You don't have to go to Israel to learn about the great Jewish people, their culture and life.
The Joods Historisch Museum Amsterdam, unique in its kind, opened in 1930 in the very old Jewish part of Amsterdam on Jonas Daniël Meijerplein.
The museum building is interesting enough in that they combined four synagogues under one roof. The original goal was to bring together items related to Jewish culture and life in one place.
But during the occupation of the city by Hitler's troops, the museum was looted and virtually destroyed. After World War II, it was possible to return some of the exposition.
But the war has been deposited in the minds of Europeans and quite a large part of the modern collection tells of the Holocaust and the persecution of the Jews already in the twentieth century.
The area occupied by the museum is enormous. But the collection has more than 30,000 exhibits, which is impossible to exhibit at the same time. That is why part of the museum's exposition is permanent, while the rest is periodically changed. Also the exhibits of the museum constantly travel around the world.
The most valuable pieces of the collection are:
- An 18th century scroll of the Sephardic Torah.
- An ark, uniquely handmade, made in 1971 by master wood carvers.
- Paintings by Charlotte Salomon, a Jewish artist born in Germany. But her whole life turned out to be persecution. The woman died in Auschwitz in 1943, leaving behind many biographical works.

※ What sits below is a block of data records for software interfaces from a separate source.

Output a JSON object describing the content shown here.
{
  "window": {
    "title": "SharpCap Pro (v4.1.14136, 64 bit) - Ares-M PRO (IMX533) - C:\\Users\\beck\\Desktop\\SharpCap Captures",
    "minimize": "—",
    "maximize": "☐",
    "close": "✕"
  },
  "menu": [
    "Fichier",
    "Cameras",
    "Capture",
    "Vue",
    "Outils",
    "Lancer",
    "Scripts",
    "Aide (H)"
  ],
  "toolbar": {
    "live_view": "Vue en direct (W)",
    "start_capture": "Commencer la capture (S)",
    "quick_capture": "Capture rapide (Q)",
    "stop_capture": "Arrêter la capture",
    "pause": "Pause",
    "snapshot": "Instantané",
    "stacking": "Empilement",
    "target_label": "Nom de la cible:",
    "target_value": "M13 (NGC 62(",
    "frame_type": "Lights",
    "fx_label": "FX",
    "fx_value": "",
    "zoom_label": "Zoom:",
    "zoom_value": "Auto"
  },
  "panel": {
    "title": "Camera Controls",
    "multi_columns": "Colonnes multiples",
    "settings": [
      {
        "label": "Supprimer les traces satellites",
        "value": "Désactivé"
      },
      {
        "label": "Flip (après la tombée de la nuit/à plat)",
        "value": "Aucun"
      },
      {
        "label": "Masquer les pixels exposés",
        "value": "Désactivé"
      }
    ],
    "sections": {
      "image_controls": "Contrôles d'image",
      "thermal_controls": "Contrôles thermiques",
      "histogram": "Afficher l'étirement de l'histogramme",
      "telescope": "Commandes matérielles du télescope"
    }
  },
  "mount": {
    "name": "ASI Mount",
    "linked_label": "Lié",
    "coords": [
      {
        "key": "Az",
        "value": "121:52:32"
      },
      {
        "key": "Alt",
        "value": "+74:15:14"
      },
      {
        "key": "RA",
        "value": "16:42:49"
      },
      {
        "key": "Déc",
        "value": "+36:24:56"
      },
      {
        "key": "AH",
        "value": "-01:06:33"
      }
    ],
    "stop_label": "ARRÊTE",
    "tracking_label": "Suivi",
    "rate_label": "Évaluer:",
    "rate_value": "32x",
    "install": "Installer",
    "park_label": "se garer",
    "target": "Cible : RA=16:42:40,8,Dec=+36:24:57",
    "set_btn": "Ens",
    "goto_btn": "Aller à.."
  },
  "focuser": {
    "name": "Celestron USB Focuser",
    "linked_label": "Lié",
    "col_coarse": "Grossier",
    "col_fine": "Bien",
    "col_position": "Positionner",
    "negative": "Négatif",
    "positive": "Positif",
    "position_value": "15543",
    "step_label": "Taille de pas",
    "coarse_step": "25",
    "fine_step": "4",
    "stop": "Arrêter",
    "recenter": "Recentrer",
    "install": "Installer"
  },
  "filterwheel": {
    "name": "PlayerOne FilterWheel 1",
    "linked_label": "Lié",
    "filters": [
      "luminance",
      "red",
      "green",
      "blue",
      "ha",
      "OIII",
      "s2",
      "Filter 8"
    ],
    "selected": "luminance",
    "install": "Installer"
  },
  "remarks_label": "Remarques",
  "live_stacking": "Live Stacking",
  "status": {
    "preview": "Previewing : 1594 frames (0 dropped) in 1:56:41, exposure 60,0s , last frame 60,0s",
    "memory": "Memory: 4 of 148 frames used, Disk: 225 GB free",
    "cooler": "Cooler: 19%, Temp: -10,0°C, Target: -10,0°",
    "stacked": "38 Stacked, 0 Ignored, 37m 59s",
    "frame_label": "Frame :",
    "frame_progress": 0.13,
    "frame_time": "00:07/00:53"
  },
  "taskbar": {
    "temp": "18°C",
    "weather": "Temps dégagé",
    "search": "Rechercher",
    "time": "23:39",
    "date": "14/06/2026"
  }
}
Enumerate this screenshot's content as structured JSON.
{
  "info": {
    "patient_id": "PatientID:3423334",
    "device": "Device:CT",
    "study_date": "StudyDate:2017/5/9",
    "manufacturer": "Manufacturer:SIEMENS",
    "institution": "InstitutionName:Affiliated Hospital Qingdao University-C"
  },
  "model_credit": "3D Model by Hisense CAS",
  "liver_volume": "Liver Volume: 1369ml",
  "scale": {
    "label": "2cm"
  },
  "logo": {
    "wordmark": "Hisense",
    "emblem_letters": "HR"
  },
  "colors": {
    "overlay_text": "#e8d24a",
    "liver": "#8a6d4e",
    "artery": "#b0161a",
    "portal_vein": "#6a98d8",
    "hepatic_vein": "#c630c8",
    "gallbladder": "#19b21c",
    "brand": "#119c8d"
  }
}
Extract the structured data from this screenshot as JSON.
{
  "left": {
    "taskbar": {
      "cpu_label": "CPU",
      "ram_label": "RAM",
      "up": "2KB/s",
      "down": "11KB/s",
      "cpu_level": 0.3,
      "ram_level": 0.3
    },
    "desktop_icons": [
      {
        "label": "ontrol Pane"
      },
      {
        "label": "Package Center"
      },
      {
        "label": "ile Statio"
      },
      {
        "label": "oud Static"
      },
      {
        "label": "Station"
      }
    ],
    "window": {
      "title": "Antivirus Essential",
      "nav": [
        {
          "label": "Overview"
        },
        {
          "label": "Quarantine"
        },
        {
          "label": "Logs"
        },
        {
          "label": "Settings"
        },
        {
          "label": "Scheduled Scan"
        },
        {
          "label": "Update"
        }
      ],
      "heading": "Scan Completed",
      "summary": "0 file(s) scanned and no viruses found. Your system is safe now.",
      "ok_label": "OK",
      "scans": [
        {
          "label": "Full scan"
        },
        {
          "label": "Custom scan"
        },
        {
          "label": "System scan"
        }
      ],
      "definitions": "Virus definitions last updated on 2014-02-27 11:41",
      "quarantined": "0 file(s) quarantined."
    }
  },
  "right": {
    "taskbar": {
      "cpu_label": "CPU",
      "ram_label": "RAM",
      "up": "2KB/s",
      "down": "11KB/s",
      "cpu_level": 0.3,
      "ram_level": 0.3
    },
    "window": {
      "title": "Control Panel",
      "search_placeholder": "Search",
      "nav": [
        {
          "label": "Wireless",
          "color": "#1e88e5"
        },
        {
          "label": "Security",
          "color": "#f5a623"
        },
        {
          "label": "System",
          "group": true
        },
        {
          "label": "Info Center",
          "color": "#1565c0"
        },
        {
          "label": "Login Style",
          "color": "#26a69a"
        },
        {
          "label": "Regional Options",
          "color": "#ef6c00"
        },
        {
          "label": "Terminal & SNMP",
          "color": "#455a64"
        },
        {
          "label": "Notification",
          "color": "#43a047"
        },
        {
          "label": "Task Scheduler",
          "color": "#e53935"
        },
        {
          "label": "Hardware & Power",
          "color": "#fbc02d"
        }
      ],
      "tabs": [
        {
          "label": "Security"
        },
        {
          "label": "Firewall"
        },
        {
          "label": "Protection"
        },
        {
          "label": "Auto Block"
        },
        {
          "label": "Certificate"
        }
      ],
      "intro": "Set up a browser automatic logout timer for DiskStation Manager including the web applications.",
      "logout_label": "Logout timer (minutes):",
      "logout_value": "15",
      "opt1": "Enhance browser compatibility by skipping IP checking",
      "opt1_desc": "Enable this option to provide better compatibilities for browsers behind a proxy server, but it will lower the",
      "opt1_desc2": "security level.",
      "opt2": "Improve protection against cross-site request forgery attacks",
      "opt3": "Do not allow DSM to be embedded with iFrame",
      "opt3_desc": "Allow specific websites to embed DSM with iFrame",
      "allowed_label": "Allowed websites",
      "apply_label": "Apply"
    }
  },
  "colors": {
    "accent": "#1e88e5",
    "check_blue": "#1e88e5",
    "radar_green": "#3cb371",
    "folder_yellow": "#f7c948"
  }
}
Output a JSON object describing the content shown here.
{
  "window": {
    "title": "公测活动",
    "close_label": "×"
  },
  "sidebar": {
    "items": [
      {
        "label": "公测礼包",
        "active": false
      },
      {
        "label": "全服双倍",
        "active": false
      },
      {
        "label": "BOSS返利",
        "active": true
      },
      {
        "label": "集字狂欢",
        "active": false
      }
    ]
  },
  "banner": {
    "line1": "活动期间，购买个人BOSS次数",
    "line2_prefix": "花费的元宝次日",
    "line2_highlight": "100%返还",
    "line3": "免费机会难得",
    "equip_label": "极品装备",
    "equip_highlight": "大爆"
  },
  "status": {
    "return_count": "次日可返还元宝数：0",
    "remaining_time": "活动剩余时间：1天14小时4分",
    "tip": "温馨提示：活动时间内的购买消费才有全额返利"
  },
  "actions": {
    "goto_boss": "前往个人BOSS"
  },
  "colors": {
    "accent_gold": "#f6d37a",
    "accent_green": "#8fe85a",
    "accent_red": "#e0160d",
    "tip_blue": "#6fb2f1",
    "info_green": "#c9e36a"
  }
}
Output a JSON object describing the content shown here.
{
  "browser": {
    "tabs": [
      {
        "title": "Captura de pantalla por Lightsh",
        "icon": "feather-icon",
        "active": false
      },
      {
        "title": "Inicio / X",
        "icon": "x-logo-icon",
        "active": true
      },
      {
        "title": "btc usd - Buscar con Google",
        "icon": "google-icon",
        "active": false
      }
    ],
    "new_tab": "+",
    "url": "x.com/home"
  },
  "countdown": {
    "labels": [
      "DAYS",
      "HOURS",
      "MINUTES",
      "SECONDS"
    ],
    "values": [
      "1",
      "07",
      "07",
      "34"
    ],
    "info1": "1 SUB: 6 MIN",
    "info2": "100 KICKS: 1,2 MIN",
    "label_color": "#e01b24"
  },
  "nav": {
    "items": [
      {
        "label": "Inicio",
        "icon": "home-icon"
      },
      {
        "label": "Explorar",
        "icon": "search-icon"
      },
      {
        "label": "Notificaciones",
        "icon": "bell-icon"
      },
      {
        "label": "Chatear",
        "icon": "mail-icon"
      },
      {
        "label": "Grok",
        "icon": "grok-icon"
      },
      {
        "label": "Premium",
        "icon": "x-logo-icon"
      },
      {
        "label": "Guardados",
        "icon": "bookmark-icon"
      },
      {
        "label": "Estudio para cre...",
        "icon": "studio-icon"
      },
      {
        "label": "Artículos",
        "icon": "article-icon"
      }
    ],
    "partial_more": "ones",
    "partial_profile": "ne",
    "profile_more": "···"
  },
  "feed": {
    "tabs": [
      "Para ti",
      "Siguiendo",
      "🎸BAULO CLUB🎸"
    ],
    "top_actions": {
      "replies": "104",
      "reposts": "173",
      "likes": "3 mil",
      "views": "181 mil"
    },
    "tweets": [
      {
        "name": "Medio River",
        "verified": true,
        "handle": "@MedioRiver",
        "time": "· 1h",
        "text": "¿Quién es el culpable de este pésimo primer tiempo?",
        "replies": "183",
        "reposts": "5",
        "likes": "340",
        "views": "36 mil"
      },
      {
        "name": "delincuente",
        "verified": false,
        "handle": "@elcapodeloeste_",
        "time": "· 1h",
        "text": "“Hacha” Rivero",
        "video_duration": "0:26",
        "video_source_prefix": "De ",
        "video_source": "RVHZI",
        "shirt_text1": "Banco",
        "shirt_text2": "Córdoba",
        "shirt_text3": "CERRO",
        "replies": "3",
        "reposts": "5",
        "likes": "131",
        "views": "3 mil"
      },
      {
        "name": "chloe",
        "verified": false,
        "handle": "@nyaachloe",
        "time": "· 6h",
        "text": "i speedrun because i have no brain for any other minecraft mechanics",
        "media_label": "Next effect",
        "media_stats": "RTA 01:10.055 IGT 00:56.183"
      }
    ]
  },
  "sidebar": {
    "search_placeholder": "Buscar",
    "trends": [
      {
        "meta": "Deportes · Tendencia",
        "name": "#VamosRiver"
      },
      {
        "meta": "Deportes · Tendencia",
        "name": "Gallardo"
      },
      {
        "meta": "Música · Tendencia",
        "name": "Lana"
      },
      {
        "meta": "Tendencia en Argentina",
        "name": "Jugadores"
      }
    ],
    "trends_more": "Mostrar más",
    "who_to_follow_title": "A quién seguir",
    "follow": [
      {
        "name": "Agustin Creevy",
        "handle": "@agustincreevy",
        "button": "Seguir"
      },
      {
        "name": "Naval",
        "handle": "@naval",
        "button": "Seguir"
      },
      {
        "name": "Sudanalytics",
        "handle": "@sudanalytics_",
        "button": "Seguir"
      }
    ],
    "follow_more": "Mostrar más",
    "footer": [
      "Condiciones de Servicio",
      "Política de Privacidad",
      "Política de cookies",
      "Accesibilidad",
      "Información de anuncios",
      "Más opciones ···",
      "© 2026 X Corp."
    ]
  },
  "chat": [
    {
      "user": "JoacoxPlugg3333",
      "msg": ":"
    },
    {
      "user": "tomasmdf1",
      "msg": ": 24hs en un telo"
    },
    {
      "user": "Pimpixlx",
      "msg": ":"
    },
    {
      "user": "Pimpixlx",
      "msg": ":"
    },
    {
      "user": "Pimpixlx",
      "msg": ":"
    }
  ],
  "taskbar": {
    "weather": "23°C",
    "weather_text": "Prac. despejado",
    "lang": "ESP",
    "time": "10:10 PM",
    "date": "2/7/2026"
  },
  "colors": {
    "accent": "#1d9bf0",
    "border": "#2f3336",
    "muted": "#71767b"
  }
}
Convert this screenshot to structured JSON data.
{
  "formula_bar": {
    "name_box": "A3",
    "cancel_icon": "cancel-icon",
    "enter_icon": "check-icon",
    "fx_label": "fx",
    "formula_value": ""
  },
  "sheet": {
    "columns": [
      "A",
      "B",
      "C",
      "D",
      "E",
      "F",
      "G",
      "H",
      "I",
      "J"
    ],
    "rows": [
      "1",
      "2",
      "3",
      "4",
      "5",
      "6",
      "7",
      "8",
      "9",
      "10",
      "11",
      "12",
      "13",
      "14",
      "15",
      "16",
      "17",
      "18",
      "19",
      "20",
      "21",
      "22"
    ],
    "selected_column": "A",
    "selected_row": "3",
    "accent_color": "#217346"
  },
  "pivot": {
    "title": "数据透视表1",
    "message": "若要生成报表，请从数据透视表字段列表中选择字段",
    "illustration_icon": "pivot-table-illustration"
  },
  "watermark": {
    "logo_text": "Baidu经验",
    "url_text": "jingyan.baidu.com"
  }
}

The permanent exhibition includes all the exhibits telling the story of the genocide of the people during World War II, while the temporary exhibitions tell about religion, everyday life and holidays.
The children's section of the museum pays great attention to tradition - here you can learn to make matzah or write in Yiddish yourself.
On weekends the museum offers in addition to the traditional sightseeing tour, watch documentaries and listen to lectures. On Sundays, special thematic tours are organized, covering three areas:
- On the contribution of the Jewish community to the culture and life of Amsterdam.
- Jewish rituals and holidays.
- On Nazism (the hardest time in the history of an entire nation)
The museum staff are very friendly and nice people. They are happy to answer all questions. You can even get an interview.
There is a café in the building where you can buy kosher food and try traditional Jewish dishes.
- Address: Nieuwe Amstelstraat, 1
- Opening hours: Mon-Sat from 11:00 to 17:00
- Ticket price: Adult - 9 euros, Students - 6 euros, 13 to 17 years old = 4.5 euros, 6 to 12 years old = 3 euros
- How to get there: Subway 51, 53 and 54: stop Waterlooplein (exit towards Nieuwe Amstelstraat). Streetcar 9 or 14.
- Official site: www.jhm.nl